Former government and security officials' criticism of the Netanyahu government's hard-line approach on Iran is now coupled with the uncertainty of an election campaign.
Disagreements in Israel over whether to attack Iran have erupted into the open. In one corner, the Netanyahu government. In the other, a number of Israeli security officials.
Israeli Defense Minister Ehud Barak insisted that Iranian leaders are not rational, rebutting comments made earlier in the week by IDF chief Benny Gantz.
The decision, which is part of a broader settlement expansion, could pave the way for similar legalizations. Prospects for meaningful peace talks just grew dimmer.
In an interview with Haaretz, Israel Defense Forces Chief of Staff Benny Gantz acknowledged the threat of a nuclear Iran but said Tehran wasn't likely to go there, citing its 'rational' leadership.
Though Egypt and Israel insist the decision to end a gas sales contract wasn't political, it's hard to see annulling the largest ever contract between the two countries as anything but.
Who to believe?
Obama appears to be hemming in Israel at every turn. Case in point: A report in which unnamed US officials allege that Israel has obtained access to bases in Azerbaijan, on Iran's border.
Some Palestinian protesters threw rocks at Israeli soldiers amid Land Day commemorations of the 1976 killing of six Palestinian citizens of Israel. Israeli forces responded with tear gas.
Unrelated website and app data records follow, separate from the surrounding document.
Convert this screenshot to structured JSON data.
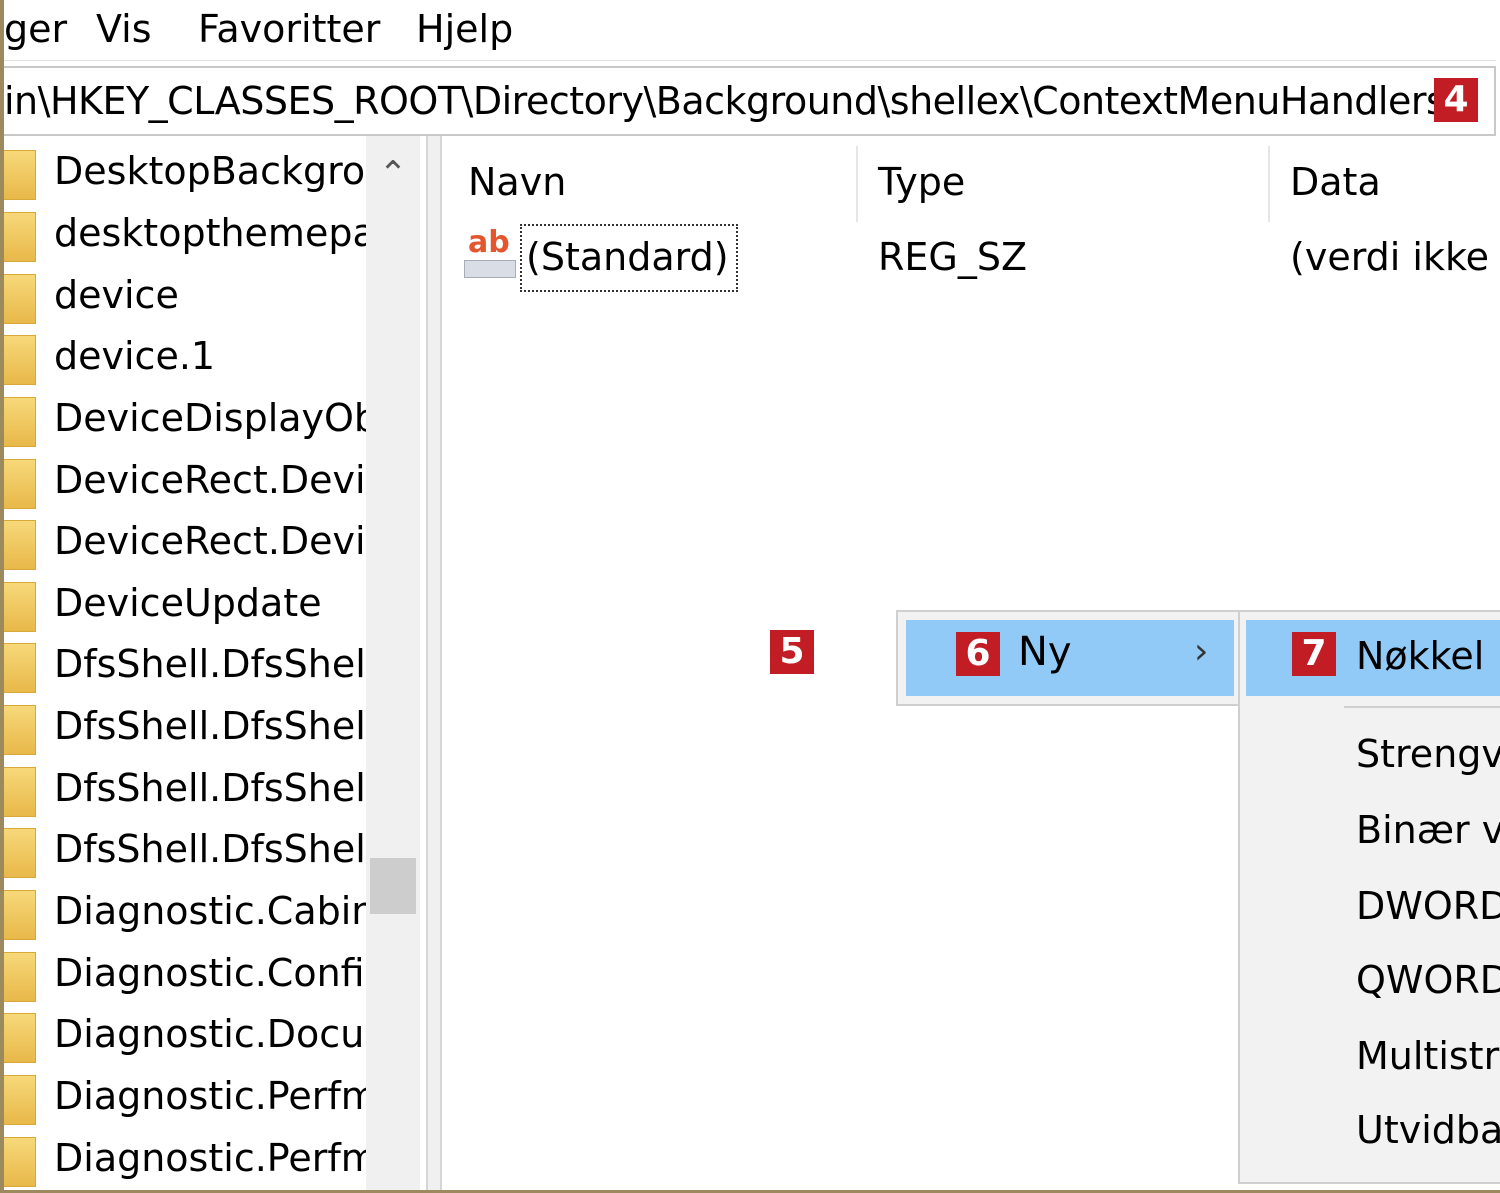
{
  "menubar": {
    "items": [
      "ger",
      "Vis",
      "Favoritter",
      "Hjelp"
    ]
  },
  "address": {
    "path": "in\\HKEY_CLASSES_ROOT\\Directory\\Background\\shellex\\ContextMenuHandlers",
    "badge": "4"
  },
  "tree": {
    "items": [
      "DesktopBackgrou",
      "desktopthemepa",
      "device",
      "device.1",
      "DeviceDisplayOb",
      "DeviceRect.Devic",
      "DeviceRect.Devic",
      "DeviceUpdate",
      "DfsShell.DfsShell",
      "DfsShell.DfsShell.",
      "DfsShell.DfsShellA",
      "DfsShell.DfsShellA",
      "Diagnostic.Cabin",
      "Diagnostic.Confi",
      "Diagnostic.Docur",
      "Diagnostic.Perfm",
      "Diagnostic.Perfm"
    ],
    "icon": "folder-icon"
  },
  "list": {
    "columns": [
      "Navn",
      "Type",
      "Data"
    ],
    "rows": [
      {
        "name": "(Standard)",
        "type": "REG_SZ",
        "data": "(verdi ikke a"
      }
    ],
    "value_icon": "string-value-icon"
  },
  "annotations": {
    "step5": "5",
    "step6": "6",
    "step7": "7"
  },
  "context_menu": {
    "item": "Ny",
    "arrow": "›"
  },
  "submenu": {
    "highlighted": "Nøkkel",
    "items": [
      "Strengv",
      "Binær v",
      "DWORD",
      "QWORD",
      "Multistr",
      "Utvidba"
    ]
  },
  "colors": {
    "menu_highlight": "#91c9f7",
    "badge": "#c21c24",
    "folder": "#f0c860"
  }
}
Attack ads from lobbying groups, warnings of nuclear doom from GOP hopefuls, and saber-rattling from the punditocracy surround AIPAC's annual meeting.